I suspect most non-Dutch readers will not even know his name, but he was very well-known in his native Holland, and deserves to be much better known elsewhere. He became an IM in 1965, and had a series of excellent results at the Hoogovens tournaments in Beverwijk in the late 1960s, beating such players as Kavalek, Pomar and others, although he was never a chess professional. But most of all he was known for his command of offbeat openings, especially 1.Nc3, which is named after him in Holland. He played and analysed this extensively (and also the black equivalent, 1...Nc6), and also wrote a small booklet on it, a copy of which I have. Van Geet was a very sharp tactician, but also a deep thinker about the game, which made him perfect for this type of opening. Once he got his opponents on their own resources, he could be very dangerous, and he won numerous sparkling miniatures with 1.Nc3.
Later, he stopped playing this opening and turned his attention to Larsen's 1.b3, once again endowing the opening with his own ideas, combining a sharp eye for tactics with an underlying strategic idea. Here, too, he won many interesting games, and he continued to use this opening in correspondence play, almost up to his death.
I never met van Geet, but I feel that I almost knew him, thanks to many conversations about him with Gerard Welling, who was a good friend of his. I shall return to the subject of van Geet's play over the next few weeks.

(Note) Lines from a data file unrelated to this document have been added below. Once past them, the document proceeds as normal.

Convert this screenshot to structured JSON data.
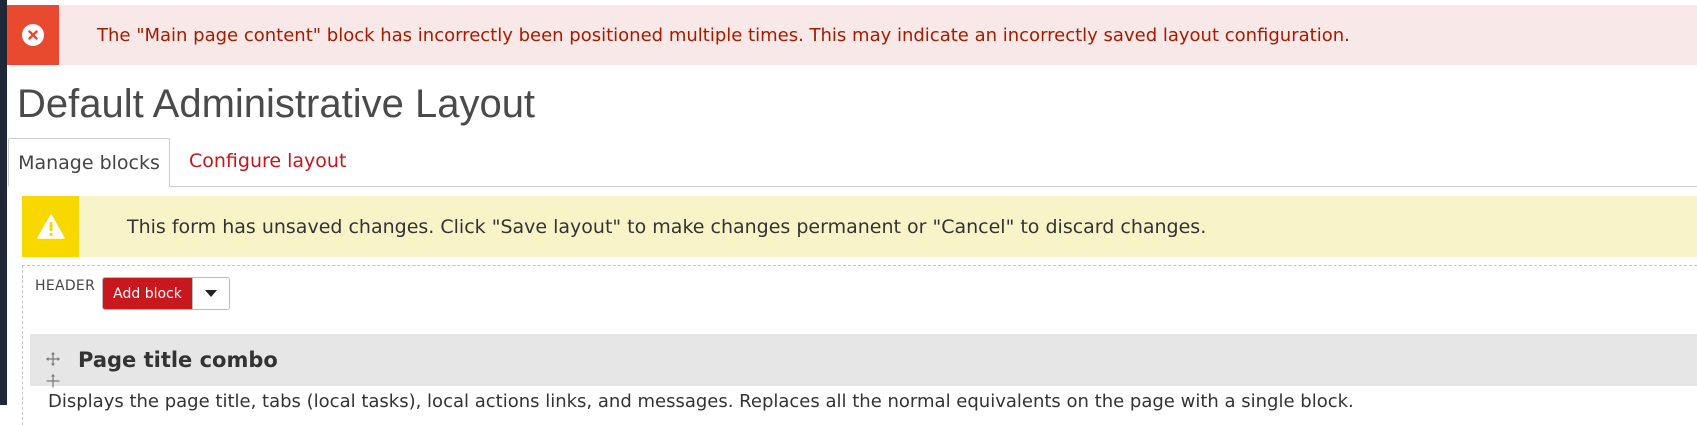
{
  "error_message": {
    "icon": "error-x-circle-icon",
    "text": "The \"Main page content\" block has incorrectly been positioned multiple times. This may indicate an incorrectly saved layout configuration."
  },
  "page": {
    "title": "Default Administrative Layout"
  },
  "tabs": [
    {
      "label": "Manage blocks",
      "active": true
    },
    {
      "label": "Configure layout",
      "active": false
    }
  ],
  "warning_message": {
    "icon": "warning-triangle-icon",
    "text": "This form has unsaved changes. Click \"Save layout\" to make changes permanent or \"Cancel\" to discard changes."
  },
  "region": {
    "label": "HEADER",
    "add_block_label": "Add block"
  },
  "block": {
    "title": "Page title combo",
    "description": "Displays the page title, tabs (local tasks), local actions links, and messages. Replaces all the normal equivalents on the page with a single block."
  },
  "colors": {
    "error_accent": "#e84a2f",
    "error_background": "#f8e8e8",
    "error_text": "#a51b00",
    "warning_accent": "#f9d800",
    "warning_background": "#f8f4c8",
    "link": "#c4161c",
    "primary_button": "#c9171e",
    "block_header": "#e6e6e6"
  }
}
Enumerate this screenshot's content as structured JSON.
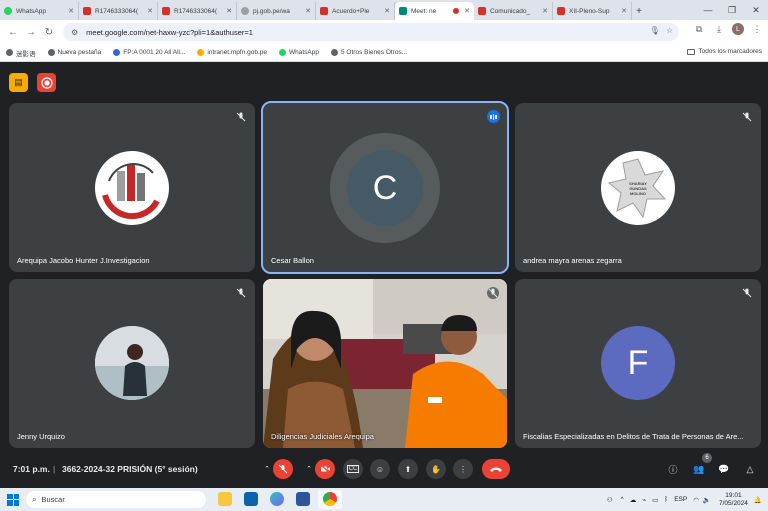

Chess has lost a fine and talented original thinker. Here is an example of his prowess with his eponymous opening: